  • Inlay pattern from Suzanne Ivester’s course — this was the one that took the longest time. Also, the non-uniform depth of the stamping at the very edges — I need to figure out a way to handle this. I tried using a paper layer between the clay and the stamp’s edges to prevent it from pressing too much into the clay, but that didn’t help much at all.
  • Succulents from Cindi McGee’s course — I wish I had chalk pastels for subtle shading. I tried paints and it didn’t look so great. Perfect Pearls it is, then!
  • Flower shaping and mosaics from Christi Friesen’s course — I used Perfect Pearls for the shine. I have other ideas for gold leaves / foils, and hopefully they’ll turn out good.
  • Stripey borders from Lisa Pavelka’s course — Of course, the Terracotta clay turned out to be too smooshy to retain the uniformity of layers while cutting, but that does contribute to the organic look, I think?

I’d originally thought of only 2, or 3, projects to combine, but as I kept working on this one, I just kept adding stuff. Good thing I stopped eventually, huh? πŸ™‚

I hope this cover lasts, and doesn’t get damaged while handling. I’ve kept even the raised elements close to the ground, so to speak, so there’s less danger of them getting chipped, but one isn’t usually very careful when using a notebook, right?

New Clay

It’s been a while since I made something from clay, and thanks to a friend who was willing to haul back my order from their short visit to the US, I now have newly-bought clay to work with!

New clay

Of course, I’m still sticking to my plan of combining salient learnings from more than one PCA project into a single project. It’s fun trying to imagine which projects might work well together! I hope I manage to make something this month.

I’ve also been looking at some beading stitches to decide which one works well for a jewelry set I have in mind. I hope that materializes this month too! πŸ™‚

Jewelry Box

Since I barely managed to finish my quota of last month’s PCA courses, I decided to start early this time. πŸ˜€

Jewelry box - after

Jewelry box

Jewelry box - before

Jewelry box (before)
Image used from the online store’s website since I forgot to click a picture before I started. πŸ˜€
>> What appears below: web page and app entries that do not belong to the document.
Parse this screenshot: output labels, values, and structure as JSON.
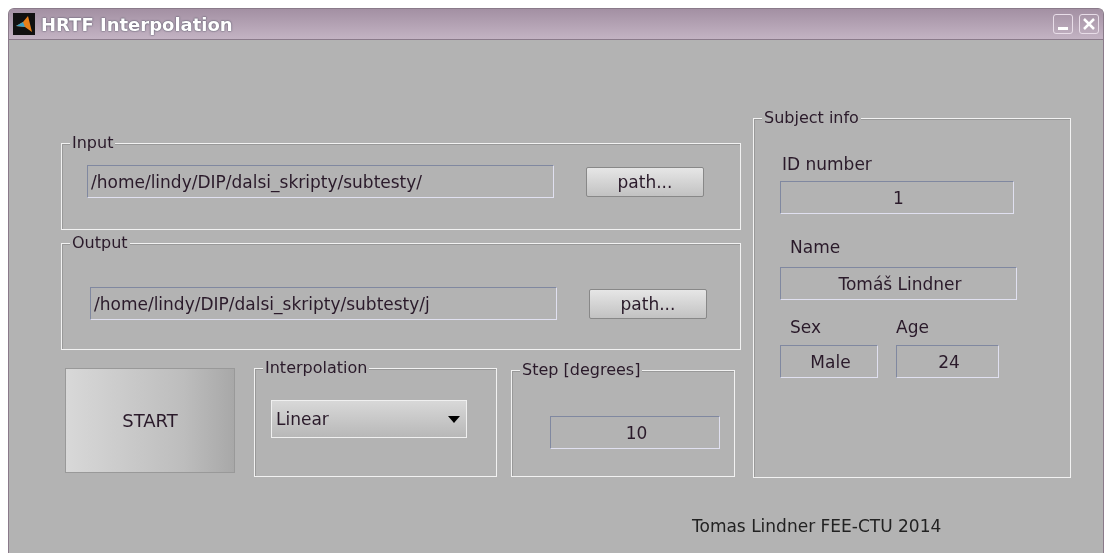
{
  "window": {
    "title": "HRTF Interpolation"
  },
  "input": {
    "label": "Input",
    "path": "/home/lindy/DIP/dalsi_skripty/subtesty/",
    "button": "path..."
  },
  "output": {
    "label": "Output",
    "path": "/home/lindy/DIP/dalsi_skripty/subtesty/j",
    "button": "path..."
  },
  "start_button": "START",
  "interpolation": {
    "label": "Interpolation",
    "value": "Linear"
  },
  "step": {
    "label": "Step [degrees]",
    "value": "10"
  },
  "subject": {
    "label": "Subject info",
    "fields": [
      {
        "label": "ID number",
        "value": "1"
      },
      {
        "label": "Name",
        "value": "Tomáš Lindner"
      },
      {
        "label": "Sex",
        "value": "Male"
      },
      {
        "label": "Age",
        "value": "24"
      }
    ]
  },
  "footer": "Tomas Lindner FEE-CTU 2014"
}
Teresa’s course is about beautifying a wooden jewelry box using painting, silkscreening, decoupage and resin. Amongst all PCA projects I’ve worked on so far, the lack of materials where I live is most evident in this one.
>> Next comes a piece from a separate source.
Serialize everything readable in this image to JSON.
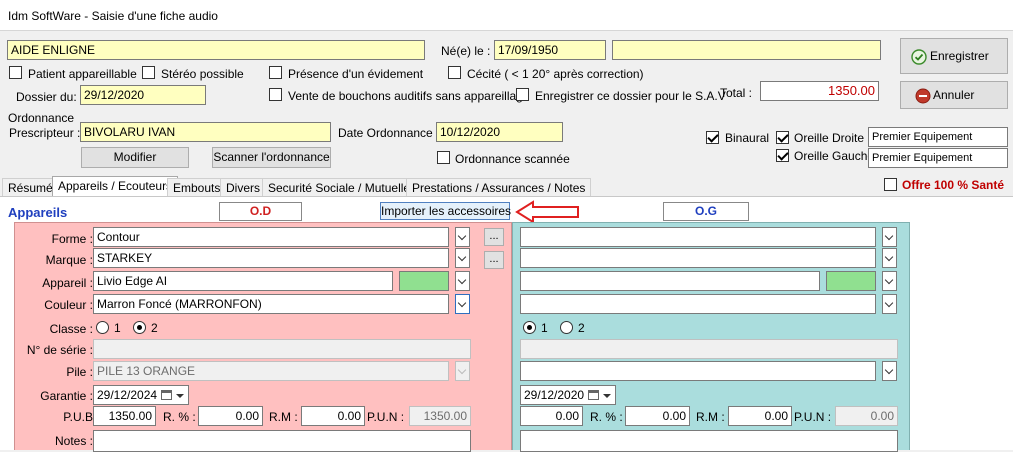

For the painting — the acrylics that are available here are kinda tacky, and they dry quickly to a rubbery texture; I find they’re unsuitable for a large variety of ‘advanced’ projects that interest my sis or me. Silkscreens are not available locally at all, and as for the resin, I was going to buy it only if I could come up with a layer that’s worth the gloss. So I set to work on the project with whatever I could use. (I was actually surprised I could find a jewelry box to work on. πŸ™‚ )

I had to first flip the lid of the box inside out, since it originally had a flat outside and an inset on the inside. However, the reverse is what works for this project.

I managed to paint the box fine — a red-brown base layer, and then some white and brown lightly distressed texture over it. I toyed around with the idea of an image transfer onto the surfaces. (Looks like my latest project is still on my mind! πŸ™‚ ) But I’m still not sure that the transfer will turn out 100% alright. If it turns out patchy, that’ll be the end of this box, since I won’t be able to cleanly wipe the ink away. Instead, I tried using a texture stamp to imprint some nice patterns on the box, but it turned out pretty bad. In the end, I just used the texture stamp on a sheet of clay, and lightly ‘antiqued’ it with white paint post-bake. I also added a clay border to the inset since the textured sheet didn’t really warrant using resin. I finished with a thin layer of Mod podge instead.

My project is nowhere like Teresa’s, but I still like it since it turned out perfect to store our antique jewelry. πŸ™‚ My sis wants to decorate it even more, and I can’t wait to see how she’ll enhance it!